Excerpts from an interface dataset
--- --- ---
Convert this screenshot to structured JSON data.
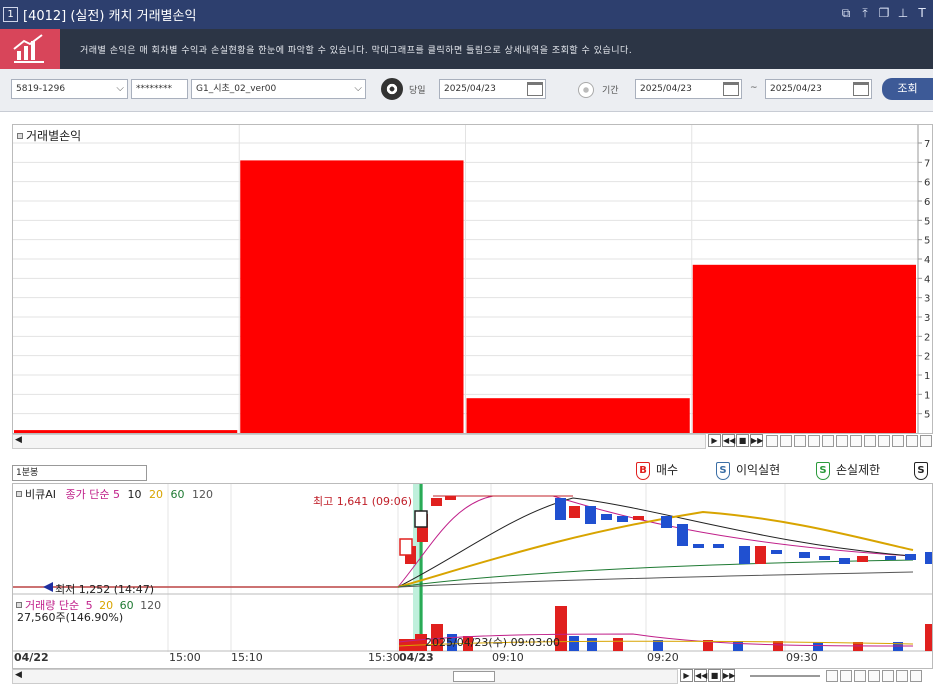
{
  "window": {
    "number": "1",
    "title": "[4012] (실전) 캐치 거래별손익",
    "icons": [
      "restore-icon",
      "pin-icon",
      "copy-icon",
      "clip-icon",
      "font-icon"
    ]
  },
  "banner": {
    "description": "거래별 손익은 매 회차별 수익과 손실현황을 한눈에 파악할 수 있습니다. 막대그래프를 클릭하면 틀림으로 상세내역을 조회할 수 있습니다."
  },
  "toolbar": {
    "account": "5819-1296",
    "password": "********",
    "strategy": "G1_시초_02_ver00",
    "today_label": "당일",
    "today_date": "2025/04/23",
    "period_label": "기간",
    "from_date": "2025/04/23",
    "range_sep": "~",
    "to_date": "2025/04/23",
    "query_label": "조회"
  },
  "upper_chart": {
    "title": "거래별손익",
    "axis_ticks": [
      "7",
      "7",
      "6",
      "6",
      "5",
      "5",
      "4",
      "4",
      "3",
      "3",
      "2",
      "2",
      "1",
      "1",
      "5"
    ]
  },
  "chart_data": {
    "type": "bar",
    "title": "거래별손익",
    "categories": [
      "",
      "",
      "",
      ""
    ],
    "values": [
      1,
      94,
      12,
      58
    ],
    "ylim": [
      0,
      100
    ],
    "color": "#ff0000"
  },
  "lower": {
    "tab_label": "1분봉",
    "legend": [
      {
        "badge": "B",
        "label": "매수",
        "color": "#e0201e"
      },
      {
        "badge": "S",
        "label": "이익실현",
        "color": "#3a6ea5"
      },
      {
        "badge": "S",
        "label": "손실제한",
        "color": "#2a9a3a"
      },
      {
        "badge": "S",
        "label": "",
        "color": "#222"
      }
    ],
    "price_panel": {
      "name": "비큐AI",
      "ma_label": "종가 단순",
      "ma_periods": [
        "5",
        "10",
        "20",
        "60",
        "120"
      ],
      "ma_colors": [
        "#c0208a",
        "#222",
        "#d8a400",
        "#1f7a33",
        "#555"
      ],
      "high_label": "최고 1,641 (09:06)",
      "low_label": "최저 1,252 (14:47)"
    },
    "volume_panel": {
      "name": "거래량 단순",
      "ma_periods": [
        "5",
        "20",
        "60",
        "120"
      ],
      "volume_text": "27,560주(146.90%)",
      "cursor_text": "2025/04/23(수) 09:03:00"
    },
    "time_labels": [
      "04/22",
      "15:00",
      "15:10",
      "15:30",
      "04/23",
      "09:10",
      "09:20",
      "09:30"
    ]
  }
}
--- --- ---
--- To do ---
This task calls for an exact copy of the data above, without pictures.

--- Response ---
Convert this screenshot to structured JSON data.
{
  "window": {
    "number": "1",
    "title": "[4012] (실전) 캐치 거래별손익",
    "icons": [
      "restore-icon",
      "pin-icon",
      "copy-icon",
      "clip-icon",
      "font-icon"
    ]
  },
  "banner": {
    "description": "거래별 손익은 매 회차별 수익과 손실현황을 한눈에 파악할 수 있습니다. 막대그래프를 클릭하면 틀림으로 상세내역을 조회할 수 있습니다."
  },
  "toolbar": {
    "account": "5819-1296",
    "password": "********",
    "strategy": "G1_시초_02_ver00",
    "today_label": "당일",
    "today_date": "2025/04/23",
    "period_label": "기간",
    "from_date": "2025/04/23",
    "range_sep": "~",
    "to_date": "2025/04/23",
    "query_label": "조회"
  },
  "upper_chart": {
    "title": "거래별손익",
    "axis_ticks": [
      "7",
      "7",
      "6",
      "6",
      "5",
      "5",
      "4",
      "4",
      "3",
      "3",
      "2",
      "2",
      "1",
      "1",
      "5"
    ]
  },
  "chart_data": {
    "type": "bar",
    "title": "거래별손익",
    "categories": [
      "",
      "",
      "",
      ""
    ],
    "values": [
      1,
      94,
      12,
      58
    ],
    "ylim": [
      0,
      100
    ],
    "color": "#ff0000"
  },
  "lower": {
    "tab_label": "1분봉",
    "legend": [
      {
        "badge": "B",
        "label": "매수",
        "color": "#e0201e"
      },
      {
        "badge": "S",
        "label": "이익실현",
        "color": "#3a6ea5"
      },
      {
        "badge": "S",
        "label": "손실제한",
        "color": "#2a9a3a"
      },
      {
        "badge": "S",
        "label": "",
        "color": "#222"
      }
    ],
    "price_panel": {
      "name": "비큐AI",
      "ma_label": "종가 단순",
      "ma_periods": [
        "5",
        "10",
        "20",
        "60",
        "120"
      ],
      "ma_colors": [
        "#c0208a",
        "#222",
        "#d8a400",
        "#1f7a33",
        "#555"
      ],
      "high_label": "최고 1,641 (09:06)",
      "low_label": "최저 1,252 (14:47)"
    },
    "volume_panel": {
      "name": "거래량 단순",
      "ma_periods": [
        "5",
        "20",
        "60",
        "120"
      ],
      "volume_text": "27,560주(146.90%)",
      "cursor_text": "2025/04/23(수) 09:03:00"
    },
    "time_labels": [
      "04/22",
      "15:00",
      "15:10",
      "15:30",
      "04/23",
      "09:10",
      "09:20",
      "09:30"
    ]
  }
}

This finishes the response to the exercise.